I then loaded the software and connected my controller to the Bitx40 where now the original BFO crystal is retained and works for either USB or LSB. I simply plugged Clock 0 into the two pin port and fired it up. All worked well for LSB and the sound is really crisp and I have indeed installed the correct offset -- the sound is on the mark and the frequency is on the mark!
A switch over to USB and while signals were heard -- they were weak, very weak. Hmmm my new theory has been shot to hell!
It is always best to put things aside and "noodle" over what happened. The frequency scheme does work (super good for LSB); but marginal for USB. I printed out the schematic for the LO injection and saw (after sleeping on it) a possible reason for the USB issue.
In the original Bitx40 the frequency control was by means of a varactor tuned VFO which shortly was replaced by the Raduino. Essentially the varactor tuned VFO is a Colpitts Oscillator and in place of the tuning network the Raduino is installed. There are a couple of very Large caps -- 1000 PF in the Colpitts circuit that work OK at 5 MHz but when you place a 19 MHz signal in there -- closer to a short circuit! If you do the math assuming a 500 PF load at 5 MHz the load is 63 Ohms and at 19.2 MHz the load is 16 Ohms. So it must be a loading issue. (Two 1000 PF is series = 500 PF)
So my first thought was to bypass the Colpitts oscillator transistor and introduce the LO beyond that stage. Boom -- when you know stuff you can do stuff!
That did the trick and the above schematic shows the where to inject the signal. We now have a way to add LSB and USB to the Bitx40 while retaining the same BFO Crystal. Listen to the SolderSmoke Podcast #216 and you will hear me discuss how Ten Tec did a similar trick to use one BFO crystal.
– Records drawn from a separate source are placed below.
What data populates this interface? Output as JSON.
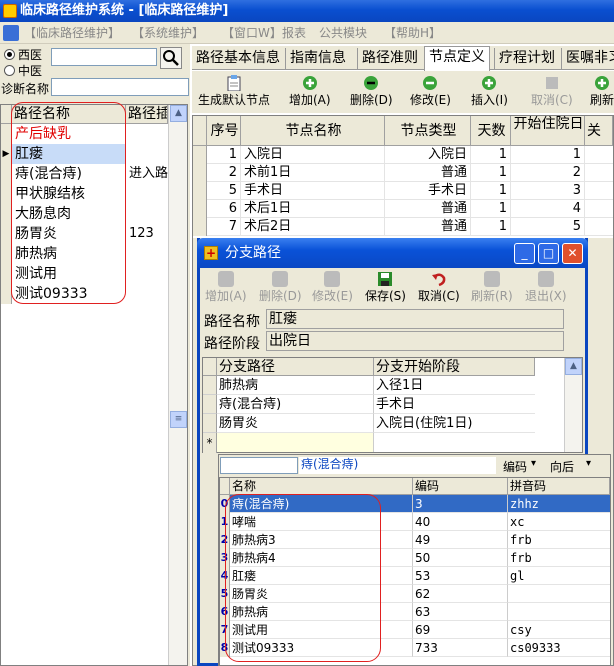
{
  "title": "临床路径维护系统  -  [临床路径维护]",
  "menu": [
    "【临床路径维护】",
    "【系统维护】",
    "【窗口W】",
    "报表",
    "公共模块",
    "【帮助H】"
  ],
  "left": {
    "radio_west": "西医",
    "radio_chinese": "中医",
    "diag_label": "诊断名称",
    "col_name": "路径名称",
    "col_step": "路径插",
    "rows": [
      {
        "name": "产后缺乳",
        "step": "",
        "red": true
      },
      {
        "name": "肛瘘",
        "step": "",
        "selected": true
      },
      {
        "name": "痔(混合痔)",
        "step": "进入路"
      },
      {
        "name": "甲状腺结核",
        "step": ""
      },
      {
        "name": "大肠息肉",
        "step": ""
      },
      {
        "name": "肠胃炎",
        "step": "123"
      },
      {
        "name": "肺热病",
        "step": ""
      },
      {
        "name": "测试用",
        "step": ""
      },
      {
        "name": "测试09333",
        "step": ""
      }
    ]
  },
  "tabs": [
    "路径基本信息",
    "指南信息",
    "路径准则",
    "节点定义",
    "疗程计划",
    "医嘱非习"
  ],
  "toolbar": [
    {
      "label": "生成默认节点",
      "disabled": false
    },
    {
      "label": "增加(A)",
      "disabled": false
    },
    {
      "label": "删除(D)",
      "disabled": false
    },
    {
      "label": "修改(E)",
      "disabled": false
    },
    {
      "label": "插入(I)",
      "disabled": false
    },
    {
      "label": "取消(C)",
      "disabled": true
    },
    {
      "label": "刷新",
      "disabled": false
    }
  ],
  "node_table": {
    "headers": [
      "序号",
      "节点名称",
      "节点类型",
      "天数",
      "开始住院日",
      "关"
    ],
    "rows": [
      {
        "seq": "1",
        "name": "入院日",
        "type": "入院日",
        "days": "1",
        "start": "1"
      },
      {
        "seq": "2",
        "name": "术前1日",
        "type": "普通",
        "days": "1",
        "start": "2"
      },
      {
        "seq": "5",
        "name": "手术日",
        "type": "手术日",
        "days": "1",
        "start": "3"
      },
      {
        "seq": "6",
        "name": "术后1日",
        "type": "普通",
        "days": "1",
        "start": "4"
      },
      {
        "seq": "7",
        "name": "术后2日",
        "type": "普通",
        "days": "1",
        "start": "5"
      }
    ]
  },
  "dialog": {
    "title": "分支路径",
    "toolbar": [
      {
        "label": "增加(A)",
        "disabled": true
      },
      {
        "label": "删除(D)",
        "disabled": true
      },
      {
        "label": "修改(E)",
        "disabled": true
      },
      {
        "label": "保存(S)",
        "disabled": false
      },
      {
        "label": "取消(C)",
        "disabled": false
      },
      {
        "label": "刷新(R)",
        "disabled": true
      },
      {
        "label": "退出(X)",
        "disabled": true
      }
    ],
    "path_name_label": "路径名称",
    "path_name_value": "肛瘘",
    "path_stage_label": "路径阶段",
    "path_stage_value": "出院日",
    "branch_headers": [
      "分支路径",
      "分支开始阶段"
    ],
    "branch_rows": [
      {
        "path": "肺热病",
        "stage": "入径1日"
      },
      {
        "path": "痔(混合痔)",
        "stage": "手术日"
      },
      {
        "path": "肠胃炎",
        "stage": "入院日(住院1日)"
      }
    ],
    "new_row_marker": "*",
    "search_value": "痔(混合痔)",
    "sort_field": "编码",
    "sort_dir": "向后",
    "lookup_headers": [
      "名称",
      "编码",
      "拼音码"
    ],
    "lookup_rows": [
      {
        "mark": "0",
        "name": "痔(混合痔)",
        "code": "3",
        "py": "zhhz",
        "selected": true
      },
      {
        "mark": "1",
        "name": "哮喘",
        "code": "40",
        "py": "xc"
      },
      {
        "mark": "2",
        "name": "肺热病3",
        "code": "49",
        "py": "frb"
      },
      {
        "mark": "3",
        "name": "肺热病4",
        "code": "50",
        "py": "frb"
      },
      {
        "mark": "4",
        "name": "肛瘘",
        "code": "53",
        "py": "gl"
      },
      {
        "mark": "5",
        "name": "肠胃炎",
        "code": "62",
        "py": ""
      },
      {
        "mark": "6",
        "name": "肺热病",
        "code": "63",
        "py": ""
      },
      {
        "mark": "7",
        "name": "测试用",
        "code": "69",
        "py": "csy"
      },
      {
        "mark": "8",
        "name": "测试09333",
        "code": "733",
        "py": "cs09333"
      }
    ]
  },
  "colors": {
    "accent": "#0a46c0",
    "highlight": "#316ac5",
    "red": "#e00000",
    "annotation": "#e02020"
  }
}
There is a bonus here in that you even end up with two VFO's and the memory function holds.
So dig out that Bitx40 and put it on FT-8. If you email me at email@example.com, I will be happy to send you both sets of code.
Here is the 2nd Bitx40 on WSPR today:
Here is the 2nd Bitx40 on WSPR today:
Caveat Emptor -- there are three different BFO frequencies used with the Bitx40 so you might have to "diddle" a bit to, get yours to work. If you don't know how to do that --don't even start my modification!
73's & Happy New Year